Humanising digital education
It's all about digital learning these days but AnnaKate reminiscences about wearing her pinafore and getting away with sleeping in class.
The future called and it wants its digital education back. While the race to produce a Covid-19 vaccine was still ongoing, digital education saw days of future past. Schools without borders are now equivalent to a classroom in my bedroom.
Innovative use of technology aiding any type of teaching and learning is the essence of digital education. This year, not only are teachers using technology to help students understand better, they are depending on technology as the only medium to continue teaching during this extraordinary time.
(Sorry kids, not even a pandemic can stop education.)
Virtual classrooms, in the short run, seems like the logical next step. A virtual classroom acts as a countermeasure against lost syllabus time while the world slowly resumes functioning with the second wave of COVID-19 ever threatening.
In a digital classroom, where technology has revolutionised the learning experience, students are empowered with the autonomy to learn at will, independently, and flexibly. Moreover, digital education is second nature to digital natives, those born and raised in a digitally cultured world.
Not to mention, migrating classrooms online is a lot easier than building a school in a bubble.
While all these sound good, given the unprecedented circumstance, a little je ne sais quoi is missing, no?
Humour me if you will, before we find out what’s missing.
If I were to recall some of the earliest memories of my school days, I would reminisce about group activities where we rearranged our wobbly wooden desks to form a big rectangle, huddled in for brainstorming. The teacher would visit our “camp” with our mahjong paper spread on top untuk sesi pembentangan. (Definitely giving away my age here)
There were also my zapin days, being one of the two first Chinese dancers to grace the school stages in our baju kurung and samping with a sanggul to complete our attire. It wasn’t only the performer’s pride that I remember, it was also the countless practices we had together for school performances and competitions.
Funny how I don’t recall standardised examinations and the unceasing need for assessments (not that I’m ashamed of my results) and homework, which are so-called the “cornerstones of education” for the longest of time.
I noticed my memories were “human stories”. There was certainly learning involved, but they were predominantly the connections cultivated between teachers and students during the many exchanges of ideas; a “whole” experience of education.

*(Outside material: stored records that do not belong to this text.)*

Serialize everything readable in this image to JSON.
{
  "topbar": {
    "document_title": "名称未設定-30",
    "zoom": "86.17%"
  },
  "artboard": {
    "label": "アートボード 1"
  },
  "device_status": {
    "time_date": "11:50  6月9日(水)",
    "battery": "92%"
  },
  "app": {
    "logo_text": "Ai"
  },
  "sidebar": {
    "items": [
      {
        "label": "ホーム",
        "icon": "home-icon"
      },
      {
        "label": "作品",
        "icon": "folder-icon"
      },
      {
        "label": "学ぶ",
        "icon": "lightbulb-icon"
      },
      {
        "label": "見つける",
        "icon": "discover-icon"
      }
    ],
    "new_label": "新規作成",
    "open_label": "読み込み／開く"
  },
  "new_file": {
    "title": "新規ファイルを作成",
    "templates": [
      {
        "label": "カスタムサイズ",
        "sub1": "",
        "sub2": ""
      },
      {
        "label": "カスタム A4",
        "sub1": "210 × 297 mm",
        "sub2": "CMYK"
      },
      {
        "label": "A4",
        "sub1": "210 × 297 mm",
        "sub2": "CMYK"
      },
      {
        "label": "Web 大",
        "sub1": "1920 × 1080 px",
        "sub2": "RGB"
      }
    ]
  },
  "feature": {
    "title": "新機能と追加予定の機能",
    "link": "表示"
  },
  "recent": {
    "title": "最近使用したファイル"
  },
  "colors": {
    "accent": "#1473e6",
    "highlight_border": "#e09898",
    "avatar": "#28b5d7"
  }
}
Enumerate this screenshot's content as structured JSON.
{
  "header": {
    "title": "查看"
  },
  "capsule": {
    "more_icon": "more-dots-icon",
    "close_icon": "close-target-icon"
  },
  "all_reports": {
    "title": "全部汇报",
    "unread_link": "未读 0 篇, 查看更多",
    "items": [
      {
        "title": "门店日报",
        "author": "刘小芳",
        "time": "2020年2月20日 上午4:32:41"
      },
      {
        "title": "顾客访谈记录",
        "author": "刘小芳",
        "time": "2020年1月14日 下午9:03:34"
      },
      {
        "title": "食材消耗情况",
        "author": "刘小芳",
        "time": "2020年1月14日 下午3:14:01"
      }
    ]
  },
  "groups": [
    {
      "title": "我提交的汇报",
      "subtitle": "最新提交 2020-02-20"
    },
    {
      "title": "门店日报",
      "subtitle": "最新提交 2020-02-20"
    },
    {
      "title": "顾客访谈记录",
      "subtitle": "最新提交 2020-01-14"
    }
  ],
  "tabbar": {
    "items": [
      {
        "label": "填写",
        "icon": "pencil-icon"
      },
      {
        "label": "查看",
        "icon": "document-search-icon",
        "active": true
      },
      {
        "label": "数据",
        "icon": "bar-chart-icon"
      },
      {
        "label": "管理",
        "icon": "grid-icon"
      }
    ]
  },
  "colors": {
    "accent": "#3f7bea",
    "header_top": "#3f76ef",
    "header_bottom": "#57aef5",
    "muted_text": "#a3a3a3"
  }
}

Education to me is more than just the transfer of knowledge. In a broader sense, it encompasses self- and interactive learning between teachers and students which creates an interconnectedness with and awareness of others. It is an approach to education that puts the human experience at the forefront; essentially focusing on the fact that all students are, first and foremost, human beings.

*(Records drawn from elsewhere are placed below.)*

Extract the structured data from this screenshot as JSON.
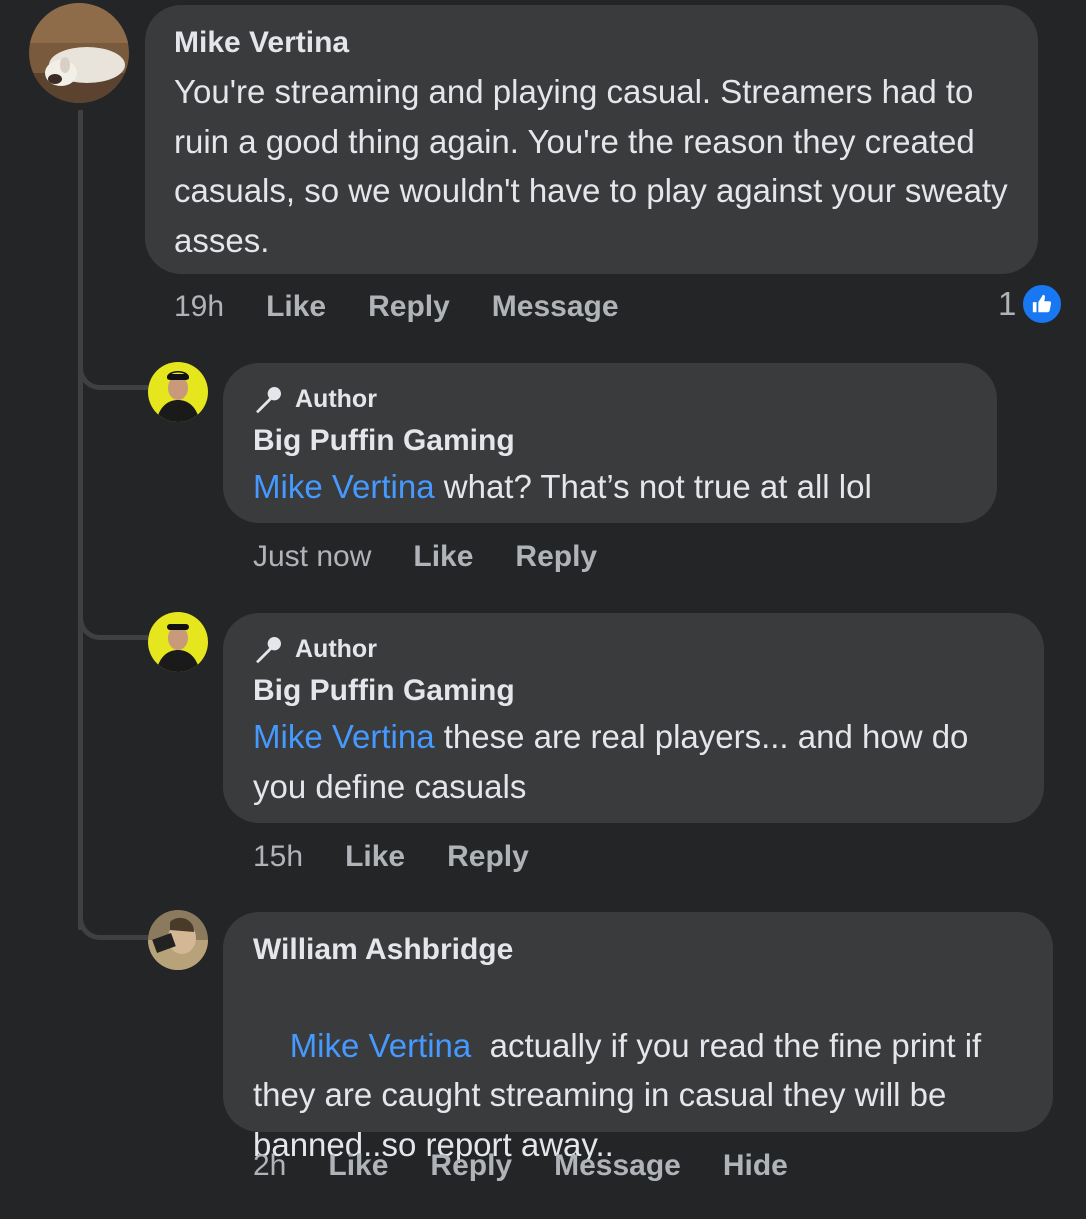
{
  "comments": [
    {
      "author": "Mike Vertina",
      "text": "You're streaming and playing casual. Streamers had to ruin a good thing again. You're the reason they created casuals, so we wouldn't have to play against your sweaty asses.",
      "time": "19h",
      "actions": [
        "Like",
        "Reply",
        "Message"
      ],
      "reaction_count": "1",
      "reaction_icon": "thumbs-up-icon"
    }
  ],
  "replies": [
    {
      "badge": "Author",
      "badge_icon": "microphone-icon",
      "author": "Big Puffin Gaming",
      "mention": "Mike Vertina",
      "text": " what? That’s not true at all lol",
      "time": "Just now",
      "actions": [
        "Like",
        "Reply"
      ]
    },
    {
      "badge": "Author",
      "badge_icon": "microphone-icon",
      "author": "Big Puffin Gaming",
      "mention": "Mike Vertina",
      "text": " these are real players... and how do you define casuals",
      "time": "15h",
      "actions": [
        "Like",
        "Reply"
      ]
    },
    {
      "author": "William Ashbridge",
      "mention": "Mike Vertina",
      "text": "  actually if you read the fine print if they are caught streaming in casual they will be banned..so report away..",
      "time": "2h",
      "actions": [
        "Like",
        "Reply",
        "Message",
        "Hide"
      ]
    }
  ],
  "colors": {
    "background": "#242526",
    "bubble": "#3a3b3c",
    "mention": "#4599ff",
    "like_blue": "#1877f2"
  }
}
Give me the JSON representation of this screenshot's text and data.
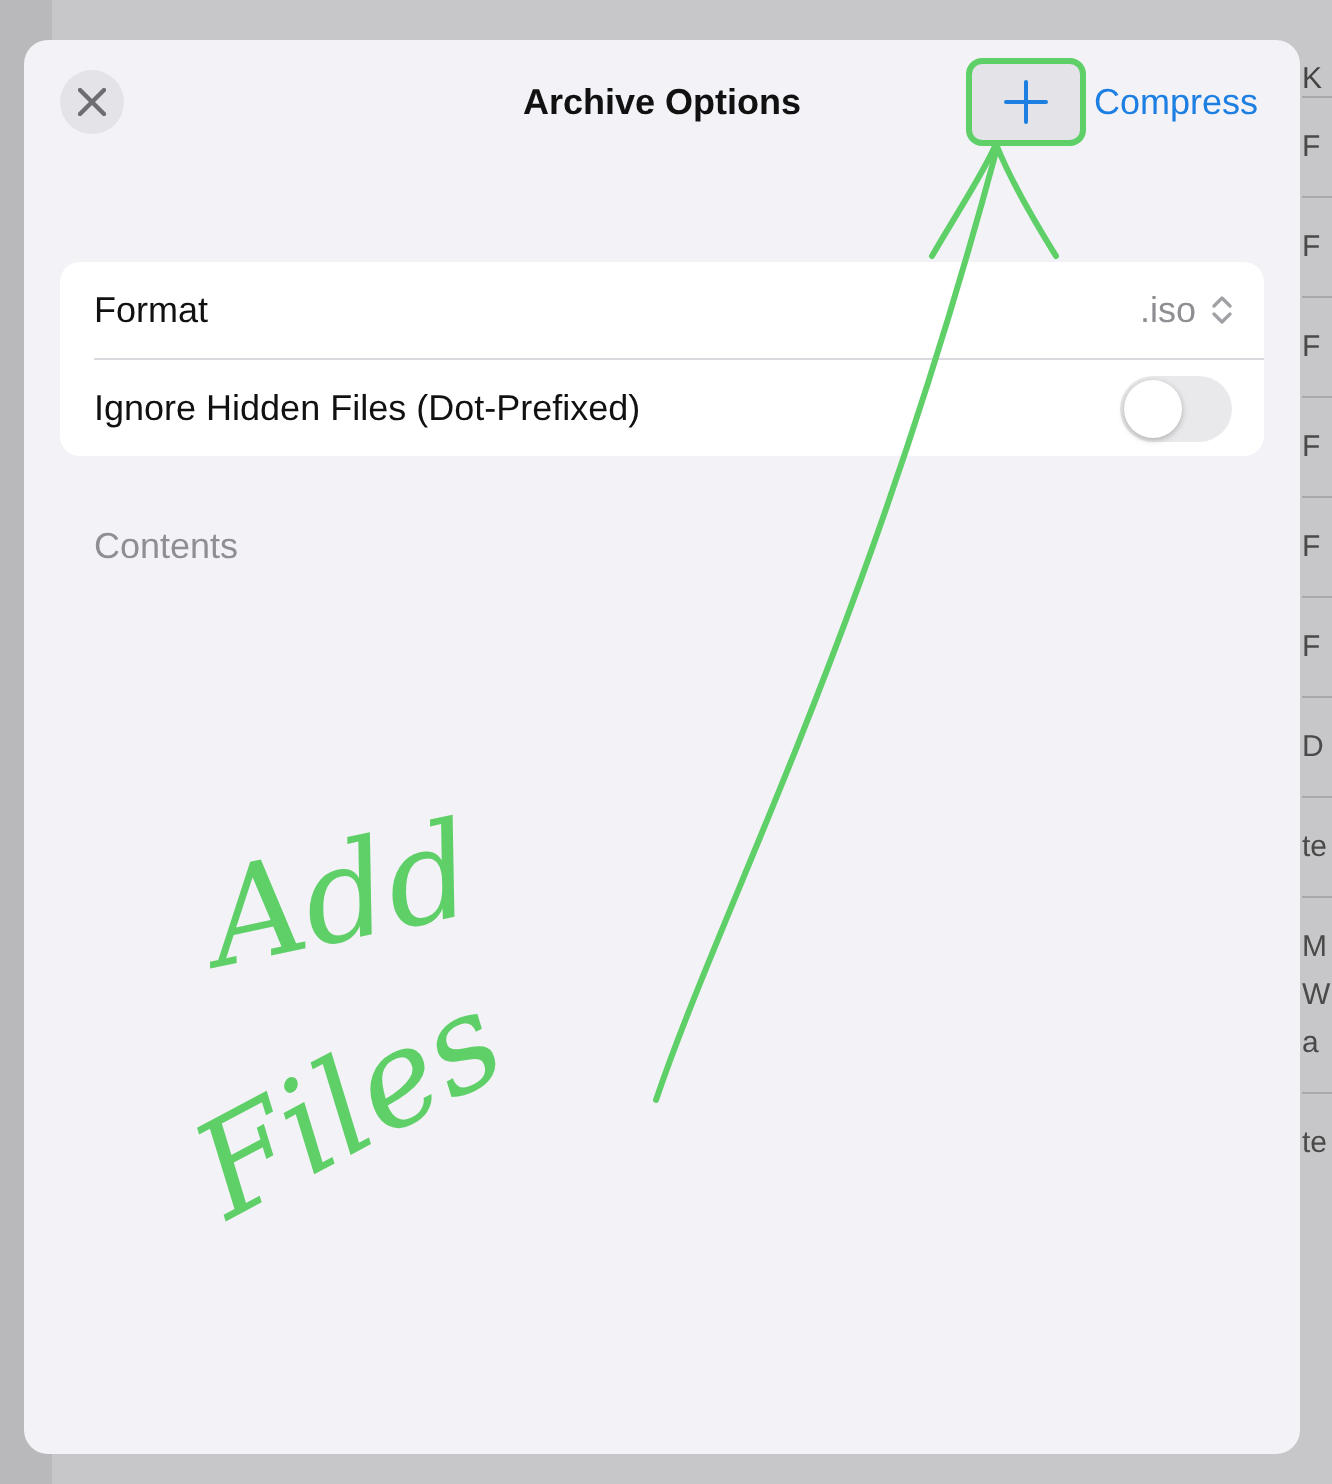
{
  "background": {
    "header": {
      "column_2": "K"
    },
    "rows": [
      {
        "lines": [
          "F"
        ]
      },
      {
        "lines": [
          "F"
        ]
      },
      {
        "lines": [
          "F"
        ]
      },
      {
        "lines": [
          "F"
        ]
      },
      {
        "lines": [
          "F"
        ]
      },
      {
        "lines": [
          "F"
        ]
      },
      {
        "lines": [
          "D"
        ]
      },
      {
        "lines": [
          "te"
        ]
      },
      {
        "lines": [
          "M",
          "W",
          "a"
        ]
      },
      {
        "lines": [
          "te"
        ]
      }
    ]
  },
  "sheet": {
    "title": "Archive Options",
    "action": "Compress",
    "settings": [
      {
        "kind": "picker",
        "label": "Format",
        "value": ".iso"
      },
      {
        "kind": "toggle",
        "label": "Ignore Hidden Files (Dot-Prefixed)",
        "on": false
      }
    ],
    "section": "Contents"
  },
  "annotation": {
    "lines": [
      "Add",
      "Files"
    ]
  }
}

Picture this: A teacher noticed her students are dozing off in class today, after having a lively sports day yesterday. It seemed like there was a need to change her delivery method.
Instead of jamming the fast-paced one-way teaching track onto her students, she quickly converted the classroom into a rapid-fire group contest. Pumping adrenaline by triggering their competitiveness is a way to invigorate her tired students; making them more alert and receptive to the subject at hand.
A win-win situation I’d say.
As educators such as Abraham Maslow, Carl Rogers, Erich Fromm, and Malcolm Knowles put it, this approach emphasises freedom and autonomy, trust, active cooperation and participation, and self-directed learning. They call it humanistic education.
I too remember being motivated and given leeway to learn at my own pace. A teacher of mine would let me sleep in Literature (after-school classes on Fridays so spare me) and would only shake his head with a smile on his face, amused, as I exited the classroom every time when the class ended.
However, he would always check in with me on the subject the week after. He was never one to scold and punish, but always encouraging and open to different views and values from his students. It wasn’t easy for him teaching hormonal teenagers, I bet, but it was for me a liberating experience learning from him; setting incomparable standards to any teacher that follows.
Philosopher Daisaku Ikeda describes that it is the simple power of the interpersonal interactions through which the ideals of humanistic education are given form. Even a lone ranger like me agrees with this. It is as vital for teachers to sincerely encourage students as it is for students to forge genuine connections with teachers and fellow students whilst learning.
While digital intervention in education should not be deterred, it would be a good start for education to be reinvented with a humanistic approach in line with the use of technology.
It doesn’t have to be now, given the pandemic, but ironically it is now at this watershed moment that I believe is time for education to be given a good rethink on its approaches.